Climbing K2 is filled with objective dangers, from avalanches to rock fall to unpredictable weather. While only a mile away from another 8,000-meter mountain, Broad Peak, K2 can have drastically different weather. In 1995 high winds were assumed to have blown climbers off the summit, including the British alpinist Alison Hargreaves, the American Rob Slater and four others.

Snow Problems on Nanga

On Nanga Parbat (26,660 feet), 150 miles away from K2, 14 climbers have permits including the South African-born Swiss explorer and adventurer, Mike Horn. He has already returned to Islamabad ,saying the snow conditions were too dangerous. He might return this season, but it is unlikely.
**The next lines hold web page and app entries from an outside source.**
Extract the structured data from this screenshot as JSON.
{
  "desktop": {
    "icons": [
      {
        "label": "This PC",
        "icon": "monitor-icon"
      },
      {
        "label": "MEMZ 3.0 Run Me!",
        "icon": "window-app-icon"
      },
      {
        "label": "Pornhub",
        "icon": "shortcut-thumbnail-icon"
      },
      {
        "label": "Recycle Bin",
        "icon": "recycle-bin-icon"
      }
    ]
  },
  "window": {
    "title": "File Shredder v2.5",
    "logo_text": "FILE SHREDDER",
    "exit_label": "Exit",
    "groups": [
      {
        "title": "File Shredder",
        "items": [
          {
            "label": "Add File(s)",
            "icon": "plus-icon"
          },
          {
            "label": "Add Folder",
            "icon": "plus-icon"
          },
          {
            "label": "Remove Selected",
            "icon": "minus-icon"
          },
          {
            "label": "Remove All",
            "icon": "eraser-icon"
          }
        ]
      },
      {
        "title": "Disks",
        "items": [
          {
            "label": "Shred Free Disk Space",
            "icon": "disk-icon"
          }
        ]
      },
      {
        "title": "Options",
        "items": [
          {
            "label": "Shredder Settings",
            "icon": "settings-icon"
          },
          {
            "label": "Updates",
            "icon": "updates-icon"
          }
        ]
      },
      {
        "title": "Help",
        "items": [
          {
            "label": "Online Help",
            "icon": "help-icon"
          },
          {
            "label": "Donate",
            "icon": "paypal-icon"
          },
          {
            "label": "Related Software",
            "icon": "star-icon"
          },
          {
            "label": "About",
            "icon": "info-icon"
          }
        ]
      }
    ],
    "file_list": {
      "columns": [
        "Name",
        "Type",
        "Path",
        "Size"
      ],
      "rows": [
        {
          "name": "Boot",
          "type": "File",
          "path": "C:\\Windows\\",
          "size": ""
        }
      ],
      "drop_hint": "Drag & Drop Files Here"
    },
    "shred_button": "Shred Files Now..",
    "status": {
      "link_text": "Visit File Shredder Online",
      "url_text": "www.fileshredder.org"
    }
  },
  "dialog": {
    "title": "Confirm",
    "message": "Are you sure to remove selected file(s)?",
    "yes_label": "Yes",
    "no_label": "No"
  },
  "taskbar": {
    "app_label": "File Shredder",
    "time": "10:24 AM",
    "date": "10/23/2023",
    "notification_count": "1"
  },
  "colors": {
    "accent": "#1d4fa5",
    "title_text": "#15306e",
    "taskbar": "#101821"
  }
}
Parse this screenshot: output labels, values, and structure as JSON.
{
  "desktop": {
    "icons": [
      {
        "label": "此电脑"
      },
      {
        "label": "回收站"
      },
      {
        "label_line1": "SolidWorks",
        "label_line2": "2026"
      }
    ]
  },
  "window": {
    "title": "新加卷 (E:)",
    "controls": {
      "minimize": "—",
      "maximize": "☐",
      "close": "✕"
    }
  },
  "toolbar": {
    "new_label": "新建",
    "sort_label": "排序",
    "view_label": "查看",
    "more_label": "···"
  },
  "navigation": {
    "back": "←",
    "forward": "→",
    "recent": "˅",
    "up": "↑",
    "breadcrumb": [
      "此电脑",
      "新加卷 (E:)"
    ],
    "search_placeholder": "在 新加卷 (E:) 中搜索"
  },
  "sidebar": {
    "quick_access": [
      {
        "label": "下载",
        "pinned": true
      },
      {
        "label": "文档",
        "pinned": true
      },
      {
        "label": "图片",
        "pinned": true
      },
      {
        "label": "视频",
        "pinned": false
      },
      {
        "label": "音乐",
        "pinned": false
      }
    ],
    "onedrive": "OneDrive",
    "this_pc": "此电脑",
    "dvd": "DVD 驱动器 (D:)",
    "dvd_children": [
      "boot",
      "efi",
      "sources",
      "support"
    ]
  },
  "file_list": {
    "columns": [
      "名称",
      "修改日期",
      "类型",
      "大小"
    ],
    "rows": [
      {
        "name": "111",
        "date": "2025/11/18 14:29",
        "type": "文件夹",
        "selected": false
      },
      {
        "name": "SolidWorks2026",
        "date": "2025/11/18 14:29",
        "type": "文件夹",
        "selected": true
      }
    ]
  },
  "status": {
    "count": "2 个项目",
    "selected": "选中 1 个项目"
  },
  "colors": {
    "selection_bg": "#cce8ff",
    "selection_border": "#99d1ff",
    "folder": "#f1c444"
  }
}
Also on Nanga is Turkish climber Tunc Findik, along with his Romanian partner Alex Gavan. Find is hoping to score his 12th 8,000er.


One of the more interesting climbs this summer is not on an 8,000er, but on the unclimbed 6,955-meter-high Gasherbrum VII, which will be attempted by Polish climbers Adam Bielecki and Jacek Czech plus German Felix Berg. They are planning to acclimatize on the 8,035-meter Gasherbrum II.

On Gasherbrum IV (26,001 feet), an Italian expedition comprised of Alpini Valerio Stella, Marco Farina, Marco Majori, Maurizio Giordano and Daniele Bernasconi will attempt the second ascent of the Bonatti-Mauri route on the northeast ridge.

The South-Korean alpinist Kim Hong-bin, working on his 13th 8,000er, will attempt Gasherbrum I. He summited Annapurna this past spring. In 1991 he lost all his fingers to frostbite on Denali.

Solo Attempt

The 34-year-old Austrian Hansjörg Auer will make a solo attempt on the West Face of the 7,181-meter Lupghar Sar West.

Heavy snow is being reported on all the 8,000ers this week, delaying progress on establishing the high camps. The Karakoram season usually ends by mid-August with summits the last week of July into early August.

Alan Arnette is a speaker, mountaineer and Alzheimer’s Advocate. He has completed over 30 major expeditions including four Everest climbs with a summit in 2011. He completed his 7 Summits Climb for Alzheimer’s project to raise awareness and funds for Alzheimer’s research. Find out more at

Also Read

Sherpa Dies on Everest During ASKfm Publicity Stunt

Nanga Parbat: Rescuers Save Revol, Could Not Help Mackiewicz

Life and Death in the Karakoram: Climbing Latok I and Ogre II

Nobukazu Kuriki, Japanese Solo Climber, Dies On Eighth Everest Attempt

Everest Deserves Respect: Why It’s Hard, From Someone Who’s Been There

Xia Boyu, 69-Year-Old Double Amputee, Summits Everest